Public Company Compliance

Institutional Shareholder Services Inc. (ISS) has published its voting policy updates for the 2017 proxy season, and those involved with public company compliance can add “generally insignificant changes to ISS voting policies” to their thankful lists this holiday. The 2016-2017 policy survey that ISS conducted earlier this fall, which gauged how institutional investors, corporate issuers and consultants/advisors to companies view various issues, indicated a number of potential changes to the ISS voting policies. However, most of these potential changes were not implemented. ISS did not change its policy on director tenure and board refreshment, despite over 50% of the surveyed institutional investors responding that a high proportion of long-tenured directors, the absence of any newly appointed directors, and lengthy average tenure are problematic. Additionally, ISS did not change its policy on evaluating non-CEO executive chairs for overboarding, continuing to evaluate them under the same standard as other non-executive directors, despite over 60% of the surveyed institutional investors favoring a stricter standard for the non-CEO executive chair (i.e., the standard applicable to CEOs).

Below is a brief summary of the significant changes to the ISS voting policies for 2017 that were announced on November 21, 2016:

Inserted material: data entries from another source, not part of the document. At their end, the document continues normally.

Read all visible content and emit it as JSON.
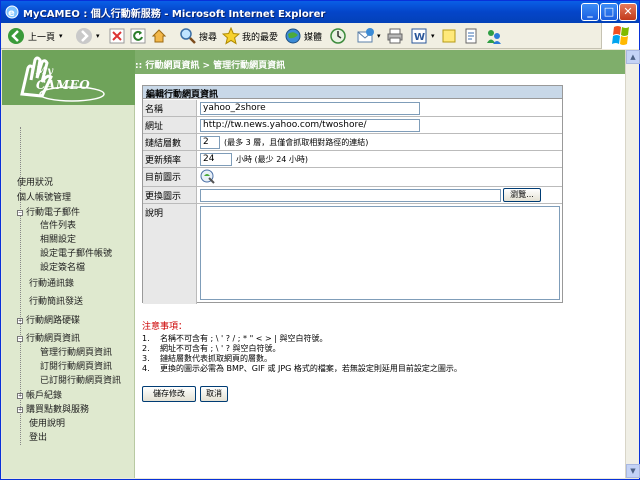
{
  "window": {
    "title": "MyCAMEO : 個人行動新服務 - Microsoft Internet Explorer",
    "minimize": "_",
    "maximize": "□",
    "close": "✕"
  },
  "toolbar": {
    "back_label": "上一頁",
    "search_label": "搜尋",
    "favorites_label": "我的最愛",
    "media_label": "媒體"
  },
  "logo": {
    "my": "My",
    "name": "CAMEO"
  },
  "breadcrumb": ":: 行動網頁資訊 > 管理行動網頁資訊",
  "sidebar": {
    "items": [
      {
        "label": "使用狀況",
        "expander": ""
      },
      {
        "label": "個人帳號管理",
        "expander": ""
      },
      {
        "label": "行動電子郵件",
        "expander": "−"
      },
      {
        "label": "信件列表",
        "expander": ""
      },
      {
        "label": "相關設定",
        "expander": ""
      },
      {
        "label": "設定電子郵件帳號",
        "expander": ""
      },
      {
        "label": "設定簽名檔",
        "expander": ""
      },
      {
        "label": "行動通訊錄",
        "expander": ""
      },
      {
        "label": "行動簡訊發送",
        "expander": ""
      },
      {
        "label": "行動網路硬碟",
        "expander": "+"
      },
      {
        "label": "行動網頁資訊",
        "expander": "−"
      },
      {
        "label": "管理行動網頁資訊",
        "expander": ""
      },
      {
        "label": "訂閱行動網頁資訊",
        "expander": ""
      },
      {
        "label": "已訂閱行動網頁資訊",
        "expander": ""
      },
      {
        "label": "帳戶紀錄",
        "expander": "+"
      },
      {
        "label": "購買點數與服務",
        "expander": "+"
      },
      {
        "label": "使用說明",
        "expander": ""
      },
      {
        "label": "登出",
        "expander": ""
      }
    ]
  },
  "form": {
    "title": "編輯行動網頁資訊",
    "name_label": "名稱",
    "name_value": "yahoo_2shore",
    "url_label": "網址",
    "url_value": "http://tw.news.yahoo.com/twoshore/",
    "depth_label": "鏈結層數",
    "depth_value": "2",
    "depth_hint": "(最多 3 層，且僅會抓取相對路徑的連結)",
    "freq_label": "更新頻率",
    "freq_value": "24",
    "freq_hint": "小時 (最少 24 小時)",
    "icon_label": "目前圖示",
    "change_icon_label": "更換圖示",
    "browse_label": "瀏覽...",
    "desc_label": "說明"
  },
  "notes": {
    "title": "注意事項：",
    "items": [
      {
        "n": "1.",
        "text": "名稱不可含有 ; \\ ' ? / ; * \" < > | 與空白符號。"
      },
      {
        "n": "2.",
        "text": "網址不可含有 ; \\ ' ? 與空白符號。"
      },
      {
        "n": "3.",
        "text": "鏈結層數代表抓取網頁的層數。"
      },
      {
        "n": "4.",
        "text": "更換的圖示必需為 BMP、GIF 或 JPG 格式的檔案，若無設定則延用目前設定之圖示。"
      }
    ]
  },
  "buttons": {
    "save": "儲存修改",
    "cancel": "取消"
  }
}
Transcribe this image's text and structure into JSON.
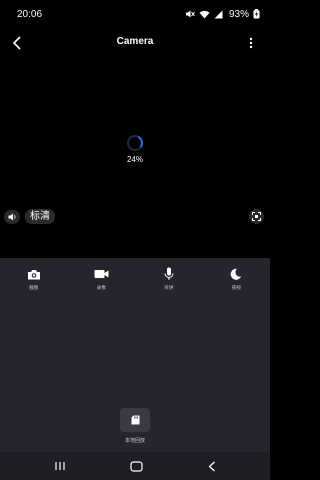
{
  "status_bar": {
    "time": "20:06",
    "battery_percent": "93%",
    "icons": [
      "mute-icon",
      "wifi-icon",
      "signal-icon",
      "battery-icon"
    ]
  },
  "header": {
    "title": "Camera",
    "back_icon": "chevron-left-icon",
    "more_icon": "more-vertical-icon"
  },
  "video": {
    "loading_progress": "24%",
    "loading_fraction": 0.24,
    "quality_label": "标清",
    "volume_icon": "volume-icon",
    "fullscreen_icon": "fullscreen-icon"
  },
  "controls": [
    {
      "id": "snapshot",
      "label": "截图",
      "icon": "camera-icon"
    },
    {
      "id": "record",
      "label": "录像",
      "icon": "video-camera-icon"
    },
    {
      "id": "talk",
      "label": "对讲",
      "icon": "microphone-icon"
    },
    {
      "id": "night",
      "label": "夜视",
      "icon": "moon-icon"
    }
  ],
  "playback": {
    "label": "本地回放",
    "icon": "sd-card-icon"
  },
  "nav": {
    "recents_icon": "recents-icon",
    "home_icon": "home-icon",
    "back_icon": "back-icon"
  },
  "colors": {
    "accent": "#2f6bdc",
    "panel_bg": "#25252d",
    "video_bg": "#000000"
  }
}
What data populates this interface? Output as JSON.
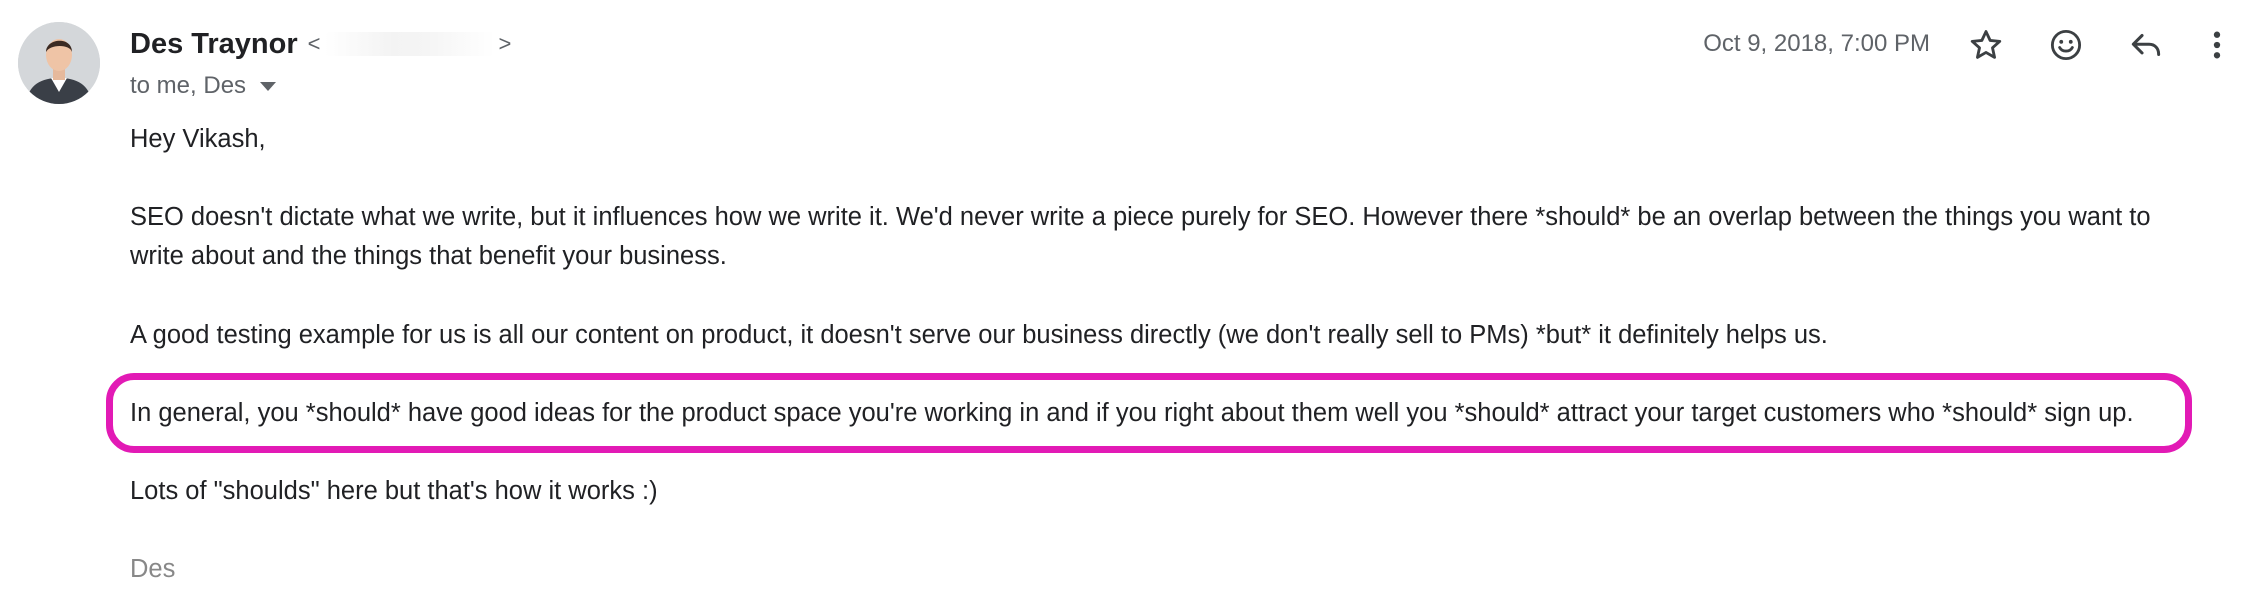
{
  "sender": {
    "name": "Des Traynor",
    "email_prefix": "<",
    "email_suffix": ">"
  },
  "recipients": {
    "label": "to me, Des"
  },
  "header": {
    "date": "Oct 9, 2018, 7:00 PM"
  },
  "actions": {
    "star_icon": "star-icon",
    "emoji_icon": "emoji-reaction-icon",
    "reply_icon": "reply-icon",
    "more_icon": "more-vertical-icon"
  },
  "message": {
    "greeting": "Hey Vikash,",
    "paragraph1": "SEO doesn't dictate what we write, but it influences how we write it. We'd never write a piece purely for SEO. However there *should* be an overlap between the things you want to write about and the things that benefit your business.",
    "paragraph2": "A good testing example for us is all our content on product, it doesn't serve our business directly (we don't really sell to PMs) *but* it definitely helps us.",
    "paragraph3": "In general, you *should* have good ideas for the product space you're working in and if you right about them well you *should* attract your target customers who *should* sign up.",
    "paragraph4": "Lots of  \"shoulds\" here but that's how it works :)",
    "signature": "Des"
  },
  "colors": {
    "highlight": "#e21ab5",
    "muted_text": "#5f6368"
  }
}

  1. Financial metrics used in pay-for-performance analysis: ISS conducts a quantitative pay-for-performance screen that identifies potential misalignments between CEO pay and company performance, which will still be based on total shareholder returns (TSR). However, each company’s qualitative review will now include a comparison of the CEO’s pay and the company’s financial performance relative to its ISS-defined peer group. “Financial performance” will be measured using six financial metrics on a three-year basis: return on equity, return on assets, return on invested capital, revenue growth, EBITDA growth, and cash flow (from operations) growth. The weightings of these metrics will be based on a company’s industry group, and this new financial performance comparison may mitigate or heighten a pay-for-performance concern identified in the quantitative screen.
     
  2. Overboarding: Although ISS chose not to evaluate non-CEO executive chairs under the same standard as CEO chairs and instead elected to continue to evaluate such executive chairs under the same standard as non-executive directors, ISS did decrease the threshold number of public company boards that will trigger a vote against recommendation for non-executive directors from six boards to five boards. ISS will continue to recommend a vote against CEO chairs who sit on the boards of more than two public companies besides their own.
     
  3. Restrictions on Binding Bylaw Shareholder Proposals: ISS introduced a new policy under which ISS will recommend a vote against governance committee members if the company’s charter imposes undue restrictions on shareholders’ ability to amend the bylaws. Examples of such restrictions include a prohibition on the submission of binding shareholder proposals and share ownership/holding requirements for such shareholder proposals that are in excess of the Rule 14a-8 requirements.
     
  4. Shareholder Ratification of Non-Employee Director Pay: Management proposals seeking shareholder ratification of director compensation programs, which are being submitted in response to a growing number of lawsuits regarding director compensation, will be evaluated based on a number of qualitative factors, including the relative magnitude of director compensation as compared to similar companies, the presence of problematic pay practices, directors stock ownership guidelines and holding requirements, and meaningful limits on director compensation, among others.
     
  5. Equity Plan Scorecard: ISS evaluates equity incentive plans based on factors grouped under plan cost, plan features, and grant practices, with each factor having a maximum potential score and the plan receiving a “passing” score if it reaches a total of 53 out of a maximum of 100 potential points. A new plan feature was added for 2017: an evaluation of the payment of dividends on unvested equity awards. Full points will be earned if the plan expressly prohibits the payment of dividends before the award is fully vested, and no points will be earned if the plan is silent or incomplete (i.e., the prohibition is not applicable to all equity award types). ISS also clarified that in order to earn full points on the plan feature of a minimum vesting period, the equity plan must specify a minimum vesting period of one year for all award types under the plan.